### Interface dataset entries
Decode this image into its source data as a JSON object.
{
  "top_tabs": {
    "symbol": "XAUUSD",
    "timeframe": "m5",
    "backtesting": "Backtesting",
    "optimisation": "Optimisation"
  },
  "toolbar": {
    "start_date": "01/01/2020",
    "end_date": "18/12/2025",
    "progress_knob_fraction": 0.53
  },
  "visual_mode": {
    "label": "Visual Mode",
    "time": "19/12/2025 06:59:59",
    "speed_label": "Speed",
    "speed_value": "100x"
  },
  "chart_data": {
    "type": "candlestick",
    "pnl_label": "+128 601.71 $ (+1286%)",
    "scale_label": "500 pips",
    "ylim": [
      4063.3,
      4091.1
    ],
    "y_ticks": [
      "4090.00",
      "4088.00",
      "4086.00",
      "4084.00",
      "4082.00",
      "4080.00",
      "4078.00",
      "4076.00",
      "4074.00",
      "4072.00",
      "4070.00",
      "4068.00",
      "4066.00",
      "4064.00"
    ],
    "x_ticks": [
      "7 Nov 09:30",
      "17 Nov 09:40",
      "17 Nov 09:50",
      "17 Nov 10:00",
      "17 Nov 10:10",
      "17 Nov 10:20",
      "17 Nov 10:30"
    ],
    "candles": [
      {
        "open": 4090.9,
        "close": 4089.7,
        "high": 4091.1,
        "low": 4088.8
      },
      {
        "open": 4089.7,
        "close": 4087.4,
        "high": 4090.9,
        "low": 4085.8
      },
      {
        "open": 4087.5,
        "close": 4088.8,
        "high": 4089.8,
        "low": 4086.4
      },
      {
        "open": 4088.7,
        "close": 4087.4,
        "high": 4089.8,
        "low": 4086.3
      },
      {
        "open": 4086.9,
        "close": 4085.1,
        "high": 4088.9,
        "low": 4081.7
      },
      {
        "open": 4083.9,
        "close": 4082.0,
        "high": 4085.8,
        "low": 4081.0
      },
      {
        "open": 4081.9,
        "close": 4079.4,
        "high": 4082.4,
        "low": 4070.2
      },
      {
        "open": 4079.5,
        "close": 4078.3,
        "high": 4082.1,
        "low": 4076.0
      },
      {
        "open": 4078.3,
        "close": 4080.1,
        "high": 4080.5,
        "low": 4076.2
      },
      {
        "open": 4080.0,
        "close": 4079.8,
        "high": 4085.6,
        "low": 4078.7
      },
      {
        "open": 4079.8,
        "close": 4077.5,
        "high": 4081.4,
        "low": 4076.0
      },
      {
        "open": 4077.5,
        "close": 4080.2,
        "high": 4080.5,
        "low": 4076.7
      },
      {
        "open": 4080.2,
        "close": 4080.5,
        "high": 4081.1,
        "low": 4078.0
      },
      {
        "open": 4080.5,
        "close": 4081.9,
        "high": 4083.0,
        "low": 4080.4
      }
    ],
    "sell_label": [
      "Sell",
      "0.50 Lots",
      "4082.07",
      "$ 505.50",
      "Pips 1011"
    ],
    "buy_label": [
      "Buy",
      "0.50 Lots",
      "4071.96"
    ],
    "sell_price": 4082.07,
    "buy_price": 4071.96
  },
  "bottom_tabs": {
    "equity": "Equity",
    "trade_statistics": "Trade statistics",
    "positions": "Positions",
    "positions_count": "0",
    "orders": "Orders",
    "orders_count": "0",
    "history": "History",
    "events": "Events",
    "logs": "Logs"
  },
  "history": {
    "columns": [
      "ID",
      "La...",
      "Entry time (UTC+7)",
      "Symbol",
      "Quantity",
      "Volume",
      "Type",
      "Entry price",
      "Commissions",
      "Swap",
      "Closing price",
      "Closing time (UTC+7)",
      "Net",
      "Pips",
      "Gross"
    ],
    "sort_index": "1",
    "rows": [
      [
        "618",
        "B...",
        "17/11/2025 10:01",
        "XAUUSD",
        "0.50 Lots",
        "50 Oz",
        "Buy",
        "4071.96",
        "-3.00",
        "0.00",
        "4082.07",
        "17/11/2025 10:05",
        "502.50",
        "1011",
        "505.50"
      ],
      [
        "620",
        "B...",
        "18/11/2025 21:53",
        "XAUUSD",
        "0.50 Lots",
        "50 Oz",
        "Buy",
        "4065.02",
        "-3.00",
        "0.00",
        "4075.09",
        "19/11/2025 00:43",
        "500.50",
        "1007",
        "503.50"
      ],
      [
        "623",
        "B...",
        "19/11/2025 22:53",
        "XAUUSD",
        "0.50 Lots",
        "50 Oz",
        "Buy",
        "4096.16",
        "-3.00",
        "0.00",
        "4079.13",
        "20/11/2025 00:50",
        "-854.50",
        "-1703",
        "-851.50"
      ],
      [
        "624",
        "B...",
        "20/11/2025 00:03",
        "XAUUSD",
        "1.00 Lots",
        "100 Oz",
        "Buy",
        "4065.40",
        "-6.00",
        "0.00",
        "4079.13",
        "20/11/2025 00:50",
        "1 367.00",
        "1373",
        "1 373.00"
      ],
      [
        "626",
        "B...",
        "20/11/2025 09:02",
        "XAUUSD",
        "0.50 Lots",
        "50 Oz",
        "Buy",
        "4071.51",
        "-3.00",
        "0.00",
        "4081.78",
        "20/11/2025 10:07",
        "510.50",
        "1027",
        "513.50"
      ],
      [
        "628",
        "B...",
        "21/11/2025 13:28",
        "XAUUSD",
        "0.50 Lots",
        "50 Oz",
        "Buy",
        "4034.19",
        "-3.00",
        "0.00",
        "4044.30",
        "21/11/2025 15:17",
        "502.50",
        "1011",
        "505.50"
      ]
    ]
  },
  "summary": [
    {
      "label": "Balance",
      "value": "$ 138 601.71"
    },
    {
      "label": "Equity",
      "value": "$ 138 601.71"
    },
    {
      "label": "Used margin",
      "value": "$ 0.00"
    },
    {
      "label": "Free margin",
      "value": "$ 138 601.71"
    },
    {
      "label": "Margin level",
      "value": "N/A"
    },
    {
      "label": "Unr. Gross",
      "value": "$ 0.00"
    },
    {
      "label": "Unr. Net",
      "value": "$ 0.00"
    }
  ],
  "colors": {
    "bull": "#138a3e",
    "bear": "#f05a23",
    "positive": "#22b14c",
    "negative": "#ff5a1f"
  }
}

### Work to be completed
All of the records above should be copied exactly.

### Task solution
Decode this image into its source data as a JSON object.
{
  "top_tabs": {
    "symbol": "XAUUSD",
    "timeframe": "m5",
    "backtesting": "Backtesting",
    "optimisation": "Optimisation"
  },
  "toolbar": {
    "start_date": "01/01/2020",
    "end_date": "18/12/2025",
    "progress_knob_fraction": 0.53
  },
  "visual_mode": {
    "label": "Visual Mode",
    "time": "19/12/2025 06:59:59",
    "speed_label": "Speed",
    "speed_value": "100x"
  },
  "chart_data": {
    "type": "candlestick",
    "pnl_label": "+128 601.71 $ (+1286%)",
    "scale_label": "500 pips",
    "ylim": [
      4063.3,
      4091.1
    ],
    "y_ticks": [
      "4090.00",
      "4088.00",
      "4086.00",
      "4084.00",
      "4082.00",
      "4080.00",
      "4078.00",
      "4076.00",
      "4074.00",
      "4072.00",
      "4070.00",
      "4068.00",
      "4066.00",
      "4064.00"
    ],
    "x_ticks": [
      "7 Nov 09:30",
      "17 Nov 09:40",
      "17 Nov 09:50",
      "17 Nov 10:00",
      "17 Nov 10:10",
      "17 Nov 10:20",
      "17 Nov 10:30"
    ],
    "candles": [
      {
        "open": 4090.9,
        "close": 4089.7,
        "high": 4091.1,
        "low": 4088.8
      },
      {
        "open": 4089.7,
        "close": 4087.4,
        "high": 4090.9,
        "low": 4085.8
      },
      {
        "open": 4087.5,
        "close": 4088.8,
        "high": 4089.8,
        "low": 4086.4
      },
      {
        "open": 4088.7,
        "close": 4087.4,
        "high": 4089.8,
        "low": 4086.3
      },
      {
        "open": 4086.9,
        "close": 4085.1,
        "high": 4088.9,
        "low": 4081.7
      },
      {
        "open": 4083.9,
        "close": 4082.0,
        "high": 4085.8,
        "low": 4081.0
      },
      {
        "open": 4081.9,
        "close": 4079.4,
        "high": 4082.4,
        "low": 4070.2
      },
      {
        "open": 4079.5,
        "close": 4078.3,
        "high": 4082.1,
        "low": 4076.0
      },
      {
        "open": 4078.3,
        "close": 4080.1,
        "high": 4080.5,
        "low": 4076.2
      },
      {
        "open": 4080.0,
        "close": 4079.8,
        "high": 4085.6,
        "low": 4078.7
      },
      {
        "open": 4079.8,
        "close": 4077.5,
        "high": 4081.4,
        "low": 4076.0
      },
      {
        "open": 4077.5,
        "close": 4080.2,
        "high": 4080.5,
        "low": 4076.7
      },
      {
        "open": 4080.2,
        "close": 4080.5,
        "high": 4081.1,
        "low": 4078.0
      },
      {
        "open": 4080.5,
        "close": 4081.9,
        "high": 4083.0,
        "low": 4080.4
      }
    ],
    "sell_label": [
      "Sell",
      "0.50 Lots",
      "4082.07",
      "$ 505.50",
      "Pips 1011"
    ],
    "buy_label": [
      "Buy",
      "0.50 Lots",
      "4071.96"
    ],
    "sell_price": 4082.07,
    "buy_price": 4071.96
  },
  "bottom_tabs": {
    "equity": "Equity",
    "trade_statistics": "Trade statistics",
    "positions": "Positions",
    "positions_count": "0",
    "orders": "Orders",
    "orders_count": "0",
    "history": "History",
    "events": "Events",
    "logs": "Logs"
  },
  "history": {
    "columns": [
      "ID",
      "La...",
      "Entry time (UTC+7)",
      "Symbol",
      "Quantity",
      "Volume",
      "Type",
      "Entry price",
      "Commissions",
      "Swap",
      "Closing price",
      "Closing time (UTC+7)",
      "Net",
      "Pips",
      "Gross"
    ],
    "sort_index": "1",
    "rows": [
      [
        "618",
        "B...",
        "17/11/2025 10:01",
        "XAUUSD",
        "0.50 Lots",
        "50 Oz",
        "Buy",
        "4071.96",
        "-3.00",
        "0.00",
        "4082.07",
        "17/11/2025 10:05",
        "502.50",
        "1011",
        "505.50"
      ],
      [
        "620",
        "B...",
        "18/11/2025 21:53",
        "XAUUSD",
        "0.50 Lots",
        "50 Oz",
        "Buy",
        "4065.02",
        "-3.00",
        "0.00",
        "4075.09",
        "19/11/2025 00:43",
        "500.50",
        "1007",
        "503.50"
      ],
      [
        "623",
        "B...",
        "19/11/2025 22:53",
        "XAUUSD",
        "0.50 Lots",
        "50 Oz",
        "Buy",
        "4096.16",
        "-3.00",
        "0.00",
        "4079.13",
        "20/11/2025 00:50",
        "-854.50",
        "-1703",
        "-851.50"
      ],
      [
        "624",
        "B...",
        "20/11/2025 00:03",
        "XAUUSD",
        "1.00 Lots",
        "100 Oz",
        "Buy",
        "4065.40",
        "-6.00",
        "0.00",
        "4079.13",
        "20/11/2025 00:50",
        "1 367.00",
        "1373",
        "1 373.00"
      ],
      [
        "626",
        "B...",
        "20/11/2025 09:02",
        "XAUUSD",
        "0.50 Lots",
        "50 Oz",
        "Buy",
        "4071.51",
        "-3.00",
        "0.00",
        "4081.78",
        "20/11/2025 10:07",
        "510.50",
        "1027",
        "513.50"
      ],
      [
        "628",
        "B...",
        "21/11/2025 13:28",
        "XAUUSD",
        "0.50 Lots",
        "50 Oz",
        "Buy",
        "4034.19",
        "-3.00",
        "0.00",
        "4044.30",
        "21/11/2025 15:17",
        "502.50",
        "1011",
        "505.50"
      ]
    ]
  },
  "summary": [
    {
      "label": "Balance",
      "value": "$ 138 601.71"
    },
    {
      "label": "Equity",
      "value": "$ 138 601.71"
    },
    {
      "label": "Used margin",
      "value": "$ 0.00"
    },
    {
      "label": "Free margin",
      "value": "$ 138 601.71"
    },
    {
      "label": "Margin level",
      "value": "N/A"
    },
    {
      "label": "Unr. Gross",
      "value": "$ 0.00"
    },
    {
      "label": "Unr. Net",
      "value": "$ 0.00"
    }
  ],
  "colors": {
    "bull": "#138a3e",
    "bear": "#f05a23",
    "positive": "#22b14c",
    "negative": "#ff5a1f"
  }
}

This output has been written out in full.